Here are some expressed thoughts; these may seem fragmented, but it’s a train of thought that doesn’t have to feel complete.

I become the one I despise when I curse, “Crucify the murderer!”
Is it truly justice or mercy, if there is condemnation and punishment? I’ve heard of Mercy, but do I get to pick and choose to whom I give it? What if, by deciding the fate of a stranger to heaven or hell, I’ve actually decided my own? What if fate is not chosen from actions but by embracing identity How then, does Mercy truly triumph over judgment?

God does not come to condemn the world but to save it–the ones who outright reject him and defile his creation. He doesn’t see wretched sinners in need of saving; he sees sons and daughters born of himself who have forgotten their royal identity.

Punishment for a broken law is not justice. It is a violent cycle that will not end. Who decides the law-breaker’s punishment? Who decides the punishment for the judge when he falls short?

But God canceled all debts through Jesus, so that every one was reconciled to him as pure and blameless. How do we become Him?

“Do not be conformed to the patterns of this world…”: Have I have given the world power by listening to its voice and reproducing its words as if it is God?

Death comes to those who preach death (punishment), and Life abounds from those who bless it (show mercy).

“As Moses lifted up the serpent in the wilderness, even so must the Son of Man be lifted up; so that whoever believes will in him have eternal life” (John 3:14-15).

This is a startling confession. Jesus is equating himself with a serpent. It’s easy to curse a snake, but what if it is misunderstood?

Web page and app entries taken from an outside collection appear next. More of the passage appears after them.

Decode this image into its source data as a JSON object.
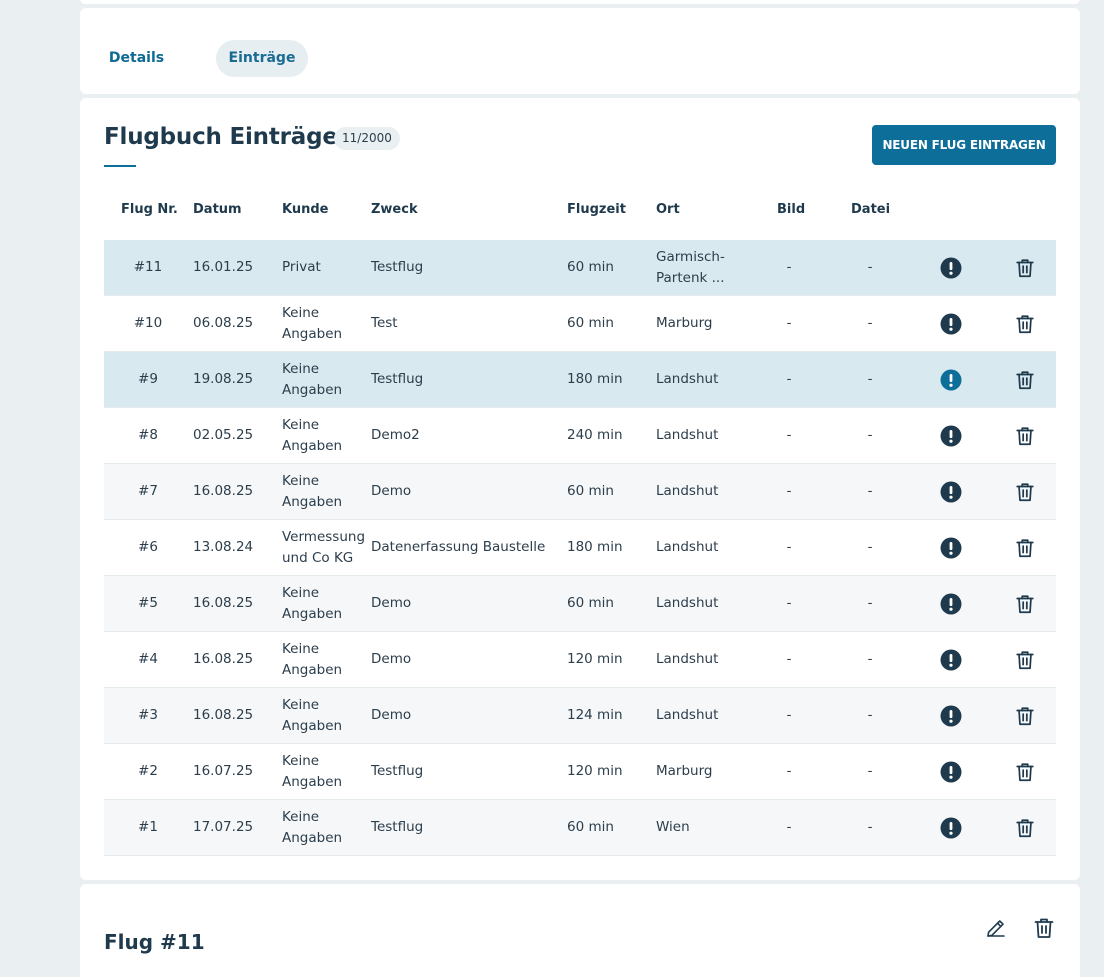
{
  "tabs": {
    "details": "Details",
    "entries": "Einträge"
  },
  "section": {
    "title": "Flugbuch Einträge",
    "count": "11/2000",
    "new_button": "NEUEN FLUG EINTRAGEN"
  },
  "table": {
    "headers": {
      "nr": "Flug Nr.",
      "datum": "Datum",
      "kunde": "Kunde",
      "zweck": "Zweck",
      "zeit": "Flugzeit",
      "ort": "Ort",
      "bild": "Bild",
      "datei": "Datei"
    },
    "rows": [
      {
        "nr": "#11",
        "datum": "16.01.25",
        "kunde": "Privat",
        "zweck": "Testflug",
        "zeit": "60 min",
        "ort": "Garmisch-\nPartenk ...",
        "bild": "-",
        "datei": "-",
        "selected": true
      },
      {
        "nr": "#10",
        "datum": "06.08.25",
        "kunde": "Keine\nAngaben",
        "zweck": "Test",
        "zeit": "60 min",
        "ort": "Marburg",
        "bild": "-",
        "datei": "-"
      },
      {
        "nr": "#9",
        "datum": "19.08.25",
        "kunde": "Keine\nAngaben",
        "zweck": "Testflug",
        "zeit": "180 min",
        "ort": "Landshut",
        "bild": "-",
        "datei": "-",
        "selected": true,
        "hovered": true
      },
      {
        "nr": "#8",
        "datum": "02.05.25",
        "kunde": "Keine\nAngaben",
        "zweck": "Demo2",
        "zeit": "240 min",
        "ort": "Landshut",
        "bild": "-",
        "datei": "-"
      },
      {
        "nr": "#7",
        "datum": "16.08.25",
        "kunde": "Keine\nAngaben",
        "zweck": "Demo",
        "zeit": "60 min",
        "ort": "Landshut",
        "bild": "-",
        "datei": "-"
      },
      {
        "nr": "#6",
        "datum": "13.08.24",
        "kunde": "Vermessung\nund Co KG",
        "zweck": "Datenerfassung Baustelle",
        "zeit": "180 min",
        "ort": "Landshut",
        "bild": "-",
        "datei": "-"
      },
      {
        "nr": "#5",
        "datum": "16.08.25",
        "kunde": "Keine\nAngaben",
        "zweck": "Demo",
        "zeit": "60 min",
        "ort": "Landshut",
        "bild": "-",
        "datei": "-"
      },
      {
        "nr": "#4",
        "datum": "16.08.25",
        "kunde": "Keine\nAngaben",
        "zweck": "Demo",
        "zeit": "120 min",
        "ort": "Landshut",
        "bild": "-",
        "datei": "-"
      },
      {
        "nr": "#3",
        "datum": "16.08.25",
        "kunde": "Keine\nAngaben",
        "zweck": "Demo",
        "zeit": "124 min",
        "ort": "Landshut",
        "bild": "-",
        "datei": "-"
      },
      {
        "nr": "#2",
        "datum": "16.07.25",
        "kunde": "Keine\nAngaben",
        "zweck": "Testflug",
        "zeit": "120 min",
        "ort": "Marburg",
        "bild": "-",
        "datei": "-"
      },
      {
        "nr": "#1",
        "datum": "17.07.25",
        "kunde": "Keine\nAngaben",
        "zweck": "Testflug",
        "zeit": "60 min",
        "ort": "Wien",
        "bild": "-",
        "datei": "-"
      }
    ]
  },
  "detail": {
    "title": "Flug #11"
  },
  "icons": {
    "info": "exclamation-circle-icon",
    "delete": "trash-icon",
    "edit": "pencil-icon"
  },
  "colors": {
    "accent": "#0e6e9a",
    "dark": "#1f3a4d",
    "selected_row": "#d8e9ef",
    "background": "#eaeff2"
  }
}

We tell ourselves that it’s wise to be afraid of snakes because they could kill us. If someone broke into your house and scared the life out of you, wouldn’t your response be similar to that of a snake bite? Maybe snakes don’t want to kill. The Israelites complain they would die in the desert (maybe because they were in snake country); what if God doesn’t send snakes to punish Israel, but God allows snakes to enter their camp because they are confessing with their mouths that death is near?

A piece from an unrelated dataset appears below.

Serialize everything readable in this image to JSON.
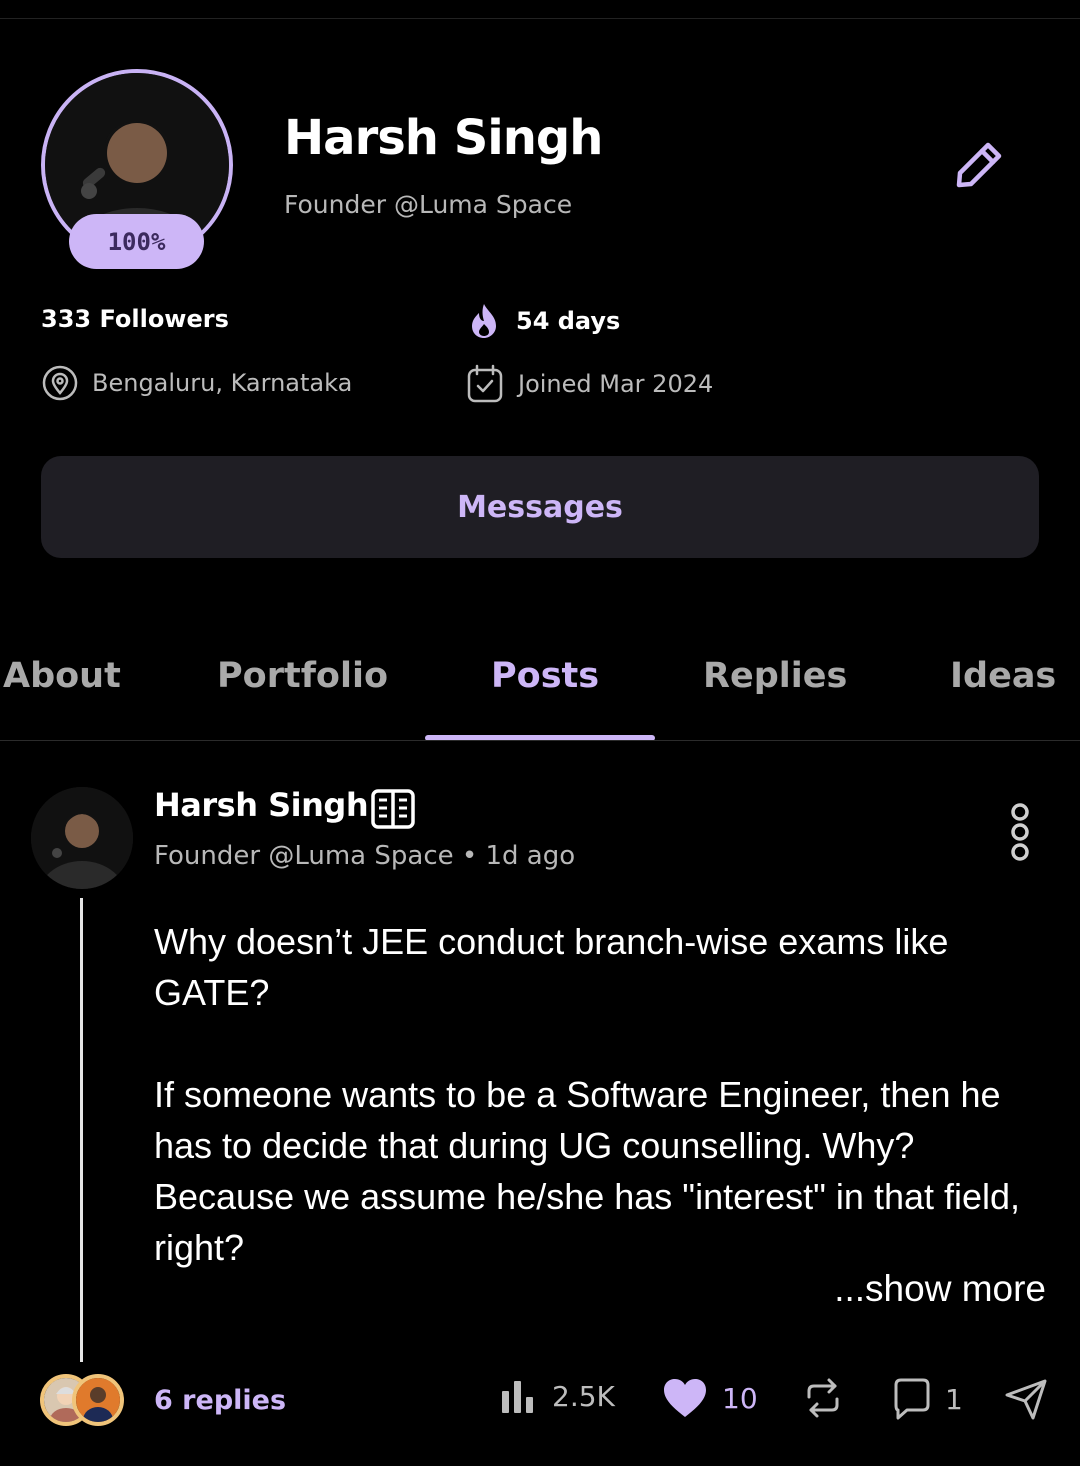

Moses puts a replica of it on a pole when they cry out for God to save them.

What is considered as evil and a creature of affliction now becomes a symbol of salvation. And Jesus says, “I am this misunderstood snake.”

We think God demands death for death, but Jesus comes to crucify the justice we demand and to open our eyes to see it really is never what we wanted. Death is used as a tool to bring the Way and Truth of Life.

Jesus was willing to become the murderer-snake because his way of justice as King is mercy.

Maybe murderers are kings who don’t know they wield their power in fear because they’ve never encountered mercy. Mercy creates life; fear destroys it.

Then another thought occurs:
What if we stopped mislabeling hatred as “racism” and called it for what it is: Fear and Misunderstanding of Man? Doesn’t that give dignity and a sense of kindness back to our humanity? We are very harsh on ourselves and our fellow men. “Racism” separates me from someone else, as if I am better because “That’s not me; I don’t struggle with it.” We label each other “snakes.” But everyone knows what it is like to be afraid of being hurt, to fearfully realize you are misunderstood. I have come face to face with the false belief that no one else thinks or believes just like me.

Are my emotions being manipulated by chaos in the world? Am I trying to cover up the reality that my blood is your blood is his blood is her blood? That my history is your history? I’m not talking about our individual stories and struggles and backgrounds; I’m referring to our humanity.

Justice says: I will stop this violent cycle of separating myself from my brother and sister. Mercy says, “You’re my equal.” Mercy is apologizing on behalf of the victimizer. Mercy is forgiving on behalf of the victim. Am I willing to take the place of the murderers and cheats, the betrayers and abusers, the narcissists and addicts? Am I willing to lay down my life without self-defense, so that the guilty might have another chance to choose life, or not? Am I willing to look him/her in the eyes and say, “I’m sorry that you are terrified; I don’t hold your actions against you because this really isn’t who you are; do not be afraid.”

Because maybe they don’t yet realize death isn’t what they really want. Maybe they just need someone to remind them they are sons and daughters of the God of Mercy.